ur current strain of monopoly capitalism has extraordinary social effects, although one would never find this discussed in the media. Since the media itself is one of the drivers and perhaps the main cheerleader for monopoly capitalism in general, it would be foolish and self-destructive to allow a real dialogue on the subject of how the system affects our individual selves. One obvious example of this is in religious belief. It is much remarked on how we have the most Christianized society of all the major Western countries and how incongruous our way of living is compared to Christ’s actual message. The preachers in our society are distinguished by their expensive suits, jewelry, and snake oil personalities, and are nonetheless listened to by masses of people who purport to followers of Jesus Christ – that is to say, a Jewish man/god who had no possessions whatsoever and spent all his time with lepers, prostitutes, and destitute fishermen. This arises out of the peculiar brand of Christianity that emerged in the United States, derived from the concept of the “elect,” a kind of aristocracy in which material wealth and success constitutes evidence of providential blessings. God is thus reinvented as a capitalist, and never mind what his chief messenger actually said and did.
Although this may be the clearest example of the domineering effect that monopoly capitalism possesses on our lives, it has other pernicious influences as well.
An anthropologist, seeing our culture from above, would naturally remark on the disparity and poor and rich, the racial lines in which rich and poor are distributed, and the culture’s obsession with imprisoning black men for the crime of smoking a plant. That same anthropologist would no doubt also note the manner in which the bodies of women are used as prizes to distinguish the relative success of men and how those bodies are used to sell every manner of product imaginable. They might also conclude that, whatever gains women have made in the working world, they remain viewed by society as pure commodities to be selected for their physical characteristics, used, disposed of, and then replaced.

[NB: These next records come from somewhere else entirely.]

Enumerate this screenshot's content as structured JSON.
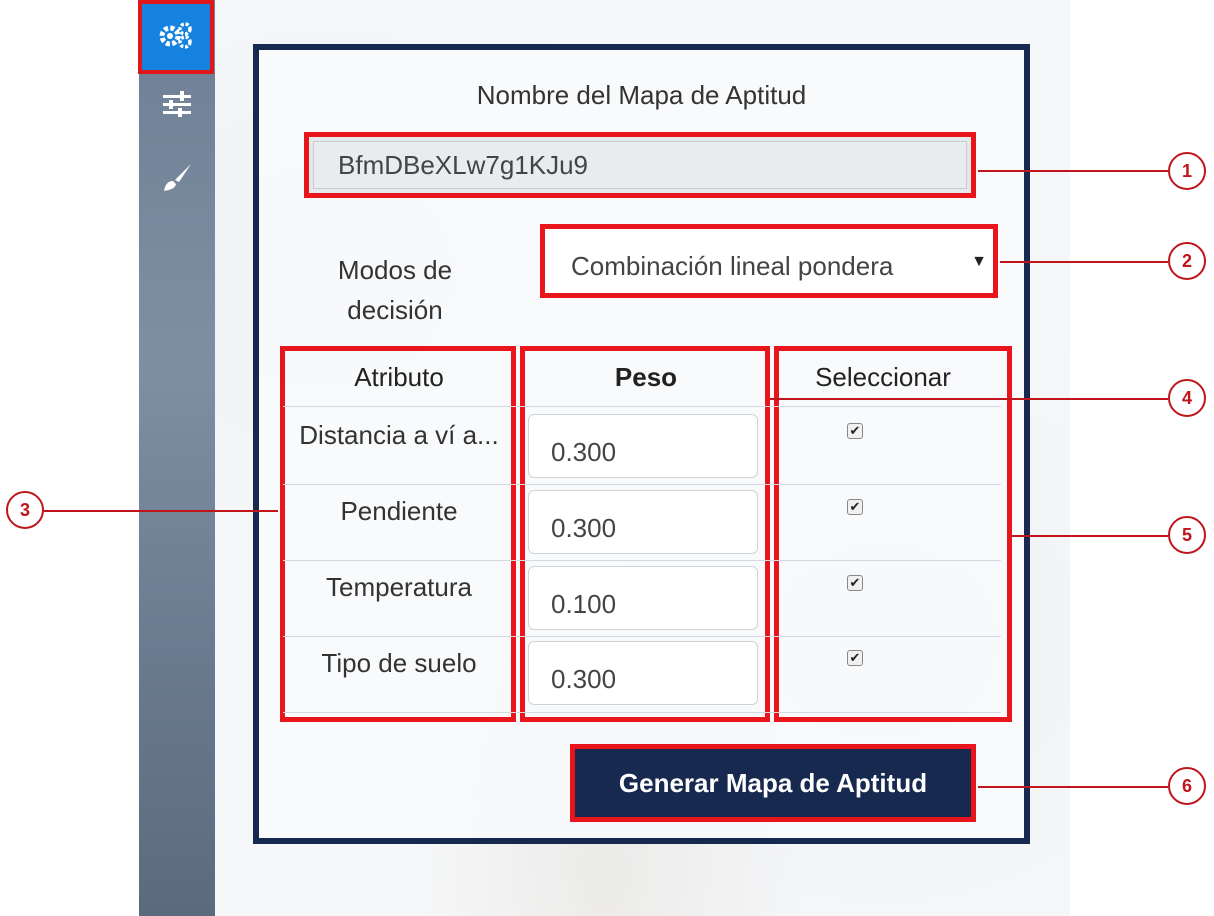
{
  "sidebar": {
    "buttons": [
      {
        "icon": "gears-icon",
        "active": true
      },
      {
        "icon": "sliders-icon",
        "active": false
      },
      {
        "icon": "brush-icon",
        "active": false
      }
    ]
  },
  "form": {
    "title": "Nombre del Mapa de Aptitud",
    "name_value": "BfmDBeXLw7g1KJu9",
    "mode_label": "Modos de decisión",
    "mode_selected": "Combinación lineal pondera",
    "table": {
      "headers": [
        "Atributo",
        "Peso",
        "Seleccionar"
      ],
      "rows": [
        {
          "atributo": "Distancia a ví a...",
          "peso": "0.300",
          "seleccionar": true
        },
        {
          "atributo": "Pendiente",
          "peso": "0.300",
          "seleccionar": true
        },
        {
          "atributo": "Temperatura",
          "peso": "0.100",
          "seleccionar": true
        },
        {
          "atributo": "Tipo de suelo",
          "peso": "0.300",
          "seleccionar": true
        }
      ]
    },
    "generate_label": "Generar Mapa de Aptitud"
  },
  "callouts": [
    "1",
    "2",
    "3",
    "4",
    "5",
    "6"
  ],
  "colors": {
    "highlight": "#e8151d",
    "panel_border": "#17294f",
    "active_tab": "#1582e0"
  }
}
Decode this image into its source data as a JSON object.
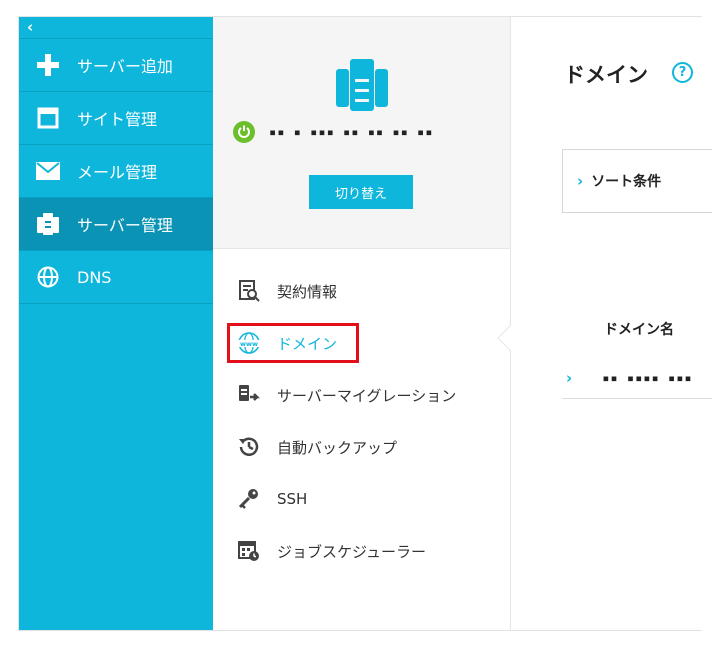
{
  "sidebar": {
    "collapse_icon": "chevron-left-icon",
    "items": [
      {
        "label": "サーバー追加",
        "icon": "plus-icon"
      },
      {
        "label": "サイト管理",
        "icon": "window-icon"
      },
      {
        "label": "メール管理",
        "icon": "envelope-icon"
      },
      {
        "label": "サーバー管理",
        "icon": "server-icon",
        "active": true
      },
      {
        "label": "DNS",
        "icon": "globe-icon"
      }
    ]
  },
  "server": {
    "name_masked": "▪▪ ▪ ▪▪▪ ▪▪ ▪▪ ▪▪ ▪▪",
    "status_icon": "power-icon",
    "switch_label": "切り替え"
  },
  "menu": {
    "items": [
      {
        "label": "契約情報",
        "icon": "contract-search-icon"
      },
      {
        "label": "ドメイン",
        "icon": "www-globe-icon",
        "selected": true
      },
      {
        "label": "サーバーマイグレーション",
        "icon": "server-migration-icon"
      },
      {
        "label": "自動バックアップ",
        "icon": "backup-clock-icon"
      },
      {
        "label": "SSH",
        "icon": "key-icon"
      },
      {
        "label": "ジョブスケジューラー",
        "icon": "calendar-clock-icon"
      }
    ]
  },
  "main": {
    "title": "ドメイン",
    "help_icon": "?",
    "sort_label": "ソート条件",
    "column_header": "ドメイン名",
    "rows": [
      {
        "domain_masked": "▪▪ ▪▪▪▪ ▪▪▪"
      }
    ]
  },
  "colors": {
    "accent": "#0fb6dc",
    "sidebar_active": "#0a93b4",
    "highlight": "#e3101b",
    "power": "#6abf2a"
  }
}
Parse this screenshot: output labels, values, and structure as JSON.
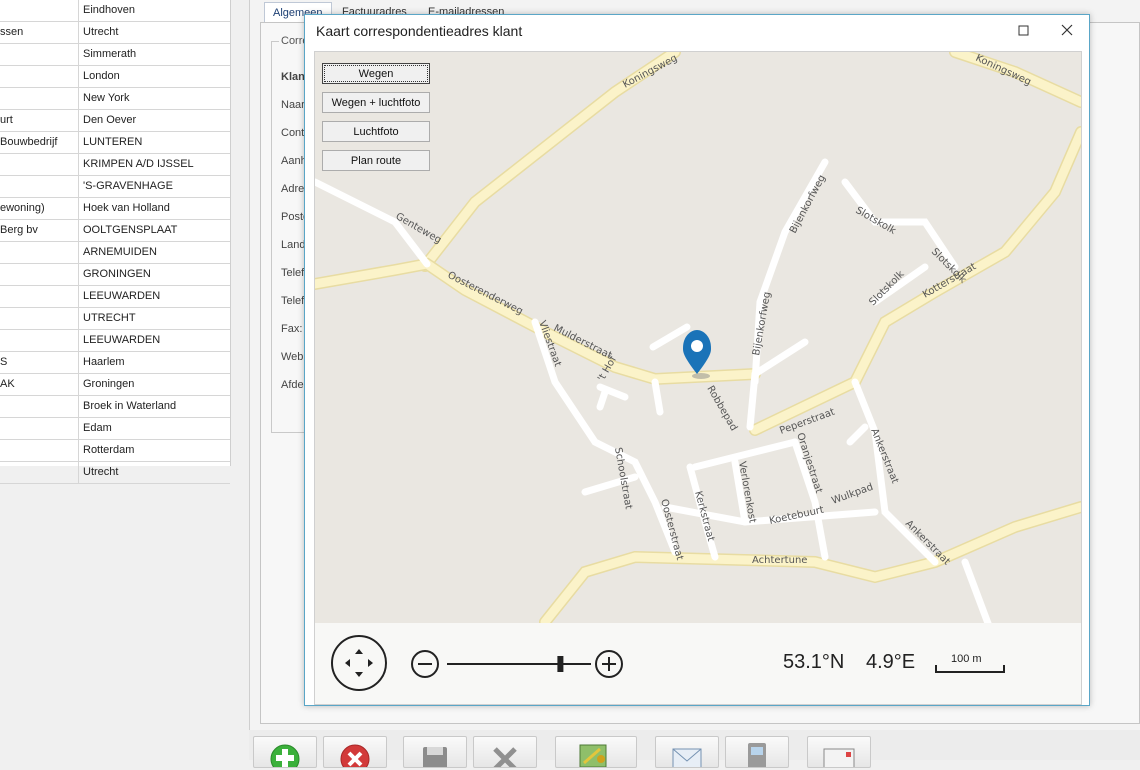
{
  "customers": [
    {
      "name": "",
      "city": "Eindhoven"
    },
    {
      "name": "ssen",
      "city": "Utrecht"
    },
    {
      "name": "",
      "city": "Simmerath"
    },
    {
      "name": "",
      "city": "London"
    },
    {
      "name": "",
      "city": "New York"
    },
    {
      "name": "urt",
      "city": "Den Oever"
    },
    {
      "name": "Bouwbedrijf",
      "city": "LUNTEREN"
    },
    {
      "name": "",
      "city": "KRIMPEN A/D IJSSEL"
    },
    {
      "name": "",
      "city": "'S-GRAVENHAGE"
    },
    {
      "name": "ewoning)",
      "city": "Hoek van Holland"
    },
    {
      "name": "Berg bv",
      "city": "OOLTGENSPLAAT"
    },
    {
      "name": "",
      "city": "ARNEMUIDEN"
    },
    {
      "name": "",
      "city": "GRONINGEN"
    },
    {
      "name": "",
      "city": "LEEUWARDEN"
    },
    {
      "name": "",
      "city": "UTRECHT"
    },
    {
      "name": "",
      "city": "LEEUWARDEN"
    },
    {
      "name": "S",
      "city": "Haarlem"
    },
    {
      "name": "AK",
      "city": "Groningen"
    },
    {
      "name": "",
      "city": "Broek in Waterland"
    },
    {
      "name": "",
      "city": "Edam"
    },
    {
      "name": "",
      "city": "Rotterdam"
    },
    {
      "name": "",
      "city": "Utrecht"
    }
  ],
  "tabs": {
    "general": "Algemeen",
    "invoice": "Factuuradres",
    "email": "E-mailadressen"
  },
  "form": {
    "legend": "Corre",
    "labels": [
      "Klan",
      "Naar",
      "Cont",
      "Aanh",
      "Adre",
      "Posto",
      "Land",
      "Telef",
      "Telef",
      "Fax:",
      "Web",
      "Afde"
    ]
  },
  "dialog": {
    "title": "Kaart correspondentieadres klant",
    "buttons": {
      "roads": "Wegen",
      "hybrid": "Wegen + luchtfoto",
      "aerial": "Luchtfoto",
      "route": "Plan route"
    }
  },
  "map": {
    "latitude": "53.1°N",
    "longitude": "4.9°E",
    "scale": "100 m",
    "zoom_level": 0.8,
    "street_labels": [
      "Koningsweg",
      "Koningsweg",
      "Genteweg",
      "Oosterenderweg",
      "Mulderstraat",
      "Vliestraat",
      "Bijenkorfweg",
      "Bijenkorfweg",
      "Slotskolk",
      "Slotskolk",
      "Slotskolk",
      "Kotterstraat",
      "'t Hof",
      "Robbepad",
      "Peperstraat",
      "Oranjestraat",
      "Ankerstraat",
      "Ankerstraat",
      "Schoolstraat",
      "Verlorenkost",
      "Kerkstraat",
      "Oosterstraat",
      "Koetebuurt",
      "Wulkpad",
      "Achtertune"
    ]
  },
  "icons": {
    "marker": "map-pin-icon",
    "nav": "pan-navigation-icon",
    "zoom_in": "zoom-in-icon",
    "zoom_out": "zoom-out-icon"
  },
  "colors": {
    "road": "#fbf3c9",
    "road_edge": "#e8dca2",
    "minor_road": "#ffffff",
    "land": "#eae7e1",
    "marker": "#1a73b8",
    "accent_border": "#5aa6c7"
  }
}
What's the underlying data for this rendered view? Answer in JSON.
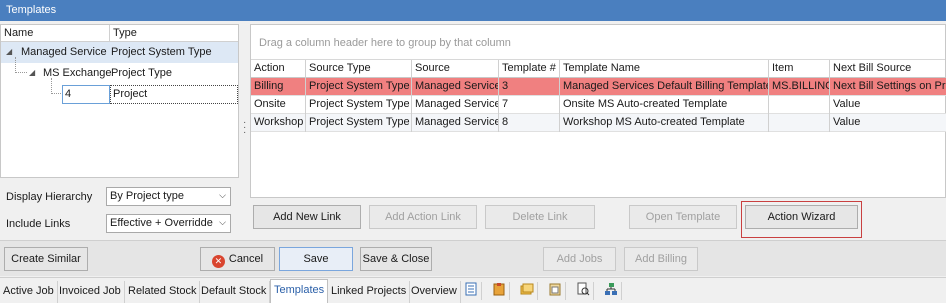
{
  "window": {
    "title": "Templates"
  },
  "tree": {
    "columns": [
      "Name",
      "Type"
    ],
    "rows": [
      {
        "name": "Managed Service",
        "type": "Project System Type"
      },
      {
        "name": "MS Exchange",
        "type": "Project Type"
      },
      {
        "name": "4",
        "type": "Project"
      }
    ]
  },
  "form": {
    "display_hierarchy_label": "Display Hierarchy",
    "display_hierarchy_value": "By Project type",
    "include_links_label": "Include Links",
    "include_links_value": "Effective + Overridde"
  },
  "grid": {
    "group_hint": "Drag a column header here to group by that column",
    "columns": [
      "Action",
      "Source Type",
      "Source",
      "Template #",
      "Template Name",
      "Item",
      "Next Bill Source"
    ],
    "rows": [
      [
        "Billing",
        "Project System Type",
        "Managed Service",
        "3",
        "Managed Services Default Billing Template",
        "MS.BILLING",
        "Next Bill Settings on Pro"
      ],
      [
        "Onsite",
        "Project System Type",
        "Managed Service",
        "7",
        "Onsite MS Auto-created Template",
        "",
        "Value"
      ],
      [
        "Workshop",
        "Project System Type",
        "Managed Service",
        "8",
        "Workshop MS Auto-created Template",
        "",
        "Value"
      ]
    ]
  },
  "link_buttons": {
    "add_new_link": "Add New Link",
    "add_action_link": "Add Action Link",
    "delete_link": "Delete Link",
    "open_template": "Open Template",
    "action_wizard": "Action Wizard"
  },
  "bottom_buttons": {
    "create_similar": "Create Similar",
    "cancel": "Cancel",
    "save": "Save",
    "save_close": "Save & Close",
    "add_jobs": "Add Jobs",
    "add_billing": "Add Billing"
  },
  "tabs": [
    "Active Job",
    "Invoiced Job",
    "Related Stock",
    "Default Stock",
    "Templates",
    "Linked Projects",
    "Overview"
  ],
  "tab_icons": [
    "notes-icon",
    "clipboard-icon",
    "folders-icon",
    "paste-icon",
    "search-document-icon",
    "network-icon"
  ],
  "colors": {
    "title_bar": "#4a7fbf",
    "highlight_row": "#f08080",
    "active_tab_text": "#2a5fa8"
  }
}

That is to say, our culture views women the way the military infrastructure sees young men.
And this brings us to the subject of my little rant here. Of course youth is a fetish in our culture; it is so obvious that to say it is to invoke cliché. It makes perfect sense that it should be so. In a culture where everyone and everything is seen in purely mercantile terms, and worldly goods form the basis of worship, it is natural that youth – which is to say, raw human potentiality – becomes what is most valued.
Spirituality itself – the sense of the sacred – is dead in our country. Sacrality requires a certain attachment to history, and to traditions, and to learning from the past. All of this is dead, of course, in a society which has no long-term memory and jumps from fashion to fashion in increasingly hysterical and rapid succession. It is literally dépêche mode. And what remains is the desire to be frozen in one’s youthful state, and – absent that – to possess others who still embody youth. What material good, after all, could be valued more than the promise of maximal time, given our instinctive fear of death and the utter lack of social comfort?
These things are connected, then, in my view: the elimination of social bonds of any importance, the capitalist infrastructure, and the fruitless pursuit of youth for its own sake. The phrase “he who dies with the most toys wins” becomes a motto for an entire people. The phrase itself acknowledges the essentially infantile nature of modern life without any real beliefs in a higher purpose. Hence the rampant cynicism in our society, an unearned cynicism, a cynicism without history or education, the knowledge of a desiccated world acquired from one’s couch.
I am not arguing in favor of natural religion or that we should believe in an illusion. Indeed, one of our many problems is that in believing everything to be illusory, we become vulnerable to every illusion imaginable. Our cynicism becomes a means of control.
The simple reality is that monopoly capitalism is an oppression machine. In the quest to generate fantastic profits for a tiny subset of human beings, it requires vast energies from other human beings who are graded according to their youthful potential, dumped into the machine, and spat out. Is this what we want? Is this the best organization possible? Is the only worthwhile goal in life maximal productive efficiency in the service of 0.1% of the population, regardless of the human costs?
What I am arguing is that if our society tells us that the only thing worth knowing about life is that young men kill and young women fuck, then it is wrong.
This is Joe Green's blog.